Take the parenting gig. If we do our job well, they eventually leave us and hopefully spend more time looking forward than behind as they jump from the nest. But it’s hard to know if we did a good job, and heaven knows we could probably have done better, at least in certain situations. I remember watching Titanic when it came out in 1997. While all the weeping girls around us were going gaga over Jack’s tearful demands that Rose stay on the raft, I focused on Jack thinking only about this girl he had just met but was so captivated by…I thought “he’s not thinking of his mother at all.” Now, obviously I was projecting a bit there. It was cinematically and logically ok that Jack be thinking of this young woman rather than his mother. But three years later as I rocked my own son to sleep night after night, I wondered about when and who would captivate him so much that in his last moments, he would think of that person and not me. I knew then what I live today — I have value with my children but it is evolving into a very different thing than it once was. And as heart-wrenching it is to no longer have the power to make everything all right with a hug and kiss, it is good and right to watch my children get and apply their own bandaids these days.

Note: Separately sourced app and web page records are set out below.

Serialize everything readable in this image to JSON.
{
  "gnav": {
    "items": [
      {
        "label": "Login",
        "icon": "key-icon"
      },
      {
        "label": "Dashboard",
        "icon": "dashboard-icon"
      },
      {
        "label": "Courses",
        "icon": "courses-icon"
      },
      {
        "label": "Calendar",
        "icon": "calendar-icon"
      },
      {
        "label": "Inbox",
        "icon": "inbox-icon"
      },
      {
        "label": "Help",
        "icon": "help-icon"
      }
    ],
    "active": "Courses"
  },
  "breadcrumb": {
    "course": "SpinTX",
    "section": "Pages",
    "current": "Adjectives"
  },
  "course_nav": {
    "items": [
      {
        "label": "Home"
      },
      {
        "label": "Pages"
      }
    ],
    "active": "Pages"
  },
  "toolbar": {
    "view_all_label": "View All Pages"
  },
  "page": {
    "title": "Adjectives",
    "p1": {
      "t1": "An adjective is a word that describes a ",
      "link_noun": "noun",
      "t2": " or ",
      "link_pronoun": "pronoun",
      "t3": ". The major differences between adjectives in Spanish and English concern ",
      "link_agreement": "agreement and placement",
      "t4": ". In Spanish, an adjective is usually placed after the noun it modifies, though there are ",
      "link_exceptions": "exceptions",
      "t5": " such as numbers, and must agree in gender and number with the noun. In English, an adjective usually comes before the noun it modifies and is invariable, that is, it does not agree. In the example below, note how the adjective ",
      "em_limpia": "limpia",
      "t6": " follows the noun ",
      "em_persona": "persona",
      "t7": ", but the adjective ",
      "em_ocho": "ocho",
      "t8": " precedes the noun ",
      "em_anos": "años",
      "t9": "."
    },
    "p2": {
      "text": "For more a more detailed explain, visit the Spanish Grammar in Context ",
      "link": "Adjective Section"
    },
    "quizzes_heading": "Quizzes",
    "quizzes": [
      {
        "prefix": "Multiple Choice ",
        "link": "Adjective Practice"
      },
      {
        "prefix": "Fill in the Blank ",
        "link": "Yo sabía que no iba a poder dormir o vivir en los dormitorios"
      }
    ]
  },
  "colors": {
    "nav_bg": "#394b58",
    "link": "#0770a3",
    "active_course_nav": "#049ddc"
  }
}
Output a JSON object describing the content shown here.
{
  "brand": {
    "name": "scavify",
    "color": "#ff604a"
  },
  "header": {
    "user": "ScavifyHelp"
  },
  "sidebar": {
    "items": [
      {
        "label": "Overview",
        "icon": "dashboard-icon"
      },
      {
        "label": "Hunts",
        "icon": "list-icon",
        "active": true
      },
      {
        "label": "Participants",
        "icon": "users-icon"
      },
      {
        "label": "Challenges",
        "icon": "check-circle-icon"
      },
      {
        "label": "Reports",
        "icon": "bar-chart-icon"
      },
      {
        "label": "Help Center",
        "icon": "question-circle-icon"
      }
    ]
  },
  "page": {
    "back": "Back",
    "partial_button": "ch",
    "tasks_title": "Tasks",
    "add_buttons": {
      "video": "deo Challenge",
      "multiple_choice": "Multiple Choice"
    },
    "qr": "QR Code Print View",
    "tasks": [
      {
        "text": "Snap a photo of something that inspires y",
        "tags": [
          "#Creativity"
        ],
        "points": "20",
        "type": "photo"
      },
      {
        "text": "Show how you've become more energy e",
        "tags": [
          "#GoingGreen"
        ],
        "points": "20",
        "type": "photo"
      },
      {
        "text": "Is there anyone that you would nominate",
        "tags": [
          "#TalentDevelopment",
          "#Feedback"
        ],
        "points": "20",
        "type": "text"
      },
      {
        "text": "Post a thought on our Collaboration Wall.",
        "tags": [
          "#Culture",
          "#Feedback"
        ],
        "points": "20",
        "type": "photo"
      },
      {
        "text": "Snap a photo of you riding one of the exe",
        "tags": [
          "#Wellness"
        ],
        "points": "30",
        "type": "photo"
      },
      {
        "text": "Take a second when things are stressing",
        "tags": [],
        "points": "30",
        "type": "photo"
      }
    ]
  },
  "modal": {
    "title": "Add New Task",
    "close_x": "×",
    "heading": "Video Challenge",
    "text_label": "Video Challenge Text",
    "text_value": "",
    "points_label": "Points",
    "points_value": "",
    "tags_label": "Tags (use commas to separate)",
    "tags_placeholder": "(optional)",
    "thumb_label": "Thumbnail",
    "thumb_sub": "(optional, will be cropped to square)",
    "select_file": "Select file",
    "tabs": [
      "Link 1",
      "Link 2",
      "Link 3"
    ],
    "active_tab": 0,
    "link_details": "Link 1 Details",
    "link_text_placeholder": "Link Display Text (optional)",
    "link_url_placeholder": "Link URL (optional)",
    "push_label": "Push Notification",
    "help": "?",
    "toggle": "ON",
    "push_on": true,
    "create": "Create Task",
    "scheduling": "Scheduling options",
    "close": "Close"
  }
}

Growing up means a series of reinventing one’s self. Trying to find meaning in the everyday and find ways of adding value to the landscape. And perhaps it’s because I’m now on the downhill side of my 40s that I find myself really wondering what my value is anymore.
Its easy to tally up all the failings and shortcomings. That’s a sort of math I excel at. But I’m not sure I know how to figure my value. This isn’t some problem 9th grade algebra with Mister Pierce could have prepared me for. Is there a foil method for figuring out my value as a person? Wife? Mother? Employee? Writer? All the other hats I wear such as recycling sorter, parallel parker, or painter without taping first? Do I still have value and if so, how much?
I know this is an impossible task, this pondering of what my value is.
But it is also my reality, this pondering of what my value is to myself and to others — especially the people whose opinion matters most to me. Most especially my children who don’t count on me for their actual existence anymore but whose bodies I still re-cover with fallen blankets and foreheads I still kiss in the darkness of night.
Now if you’ll excuse me, I think I’ll make brownies or chocolate chip banana muffins so that they at least value my baked good offerings. Last night’s dinner didn’t go over so well, so I must make amends.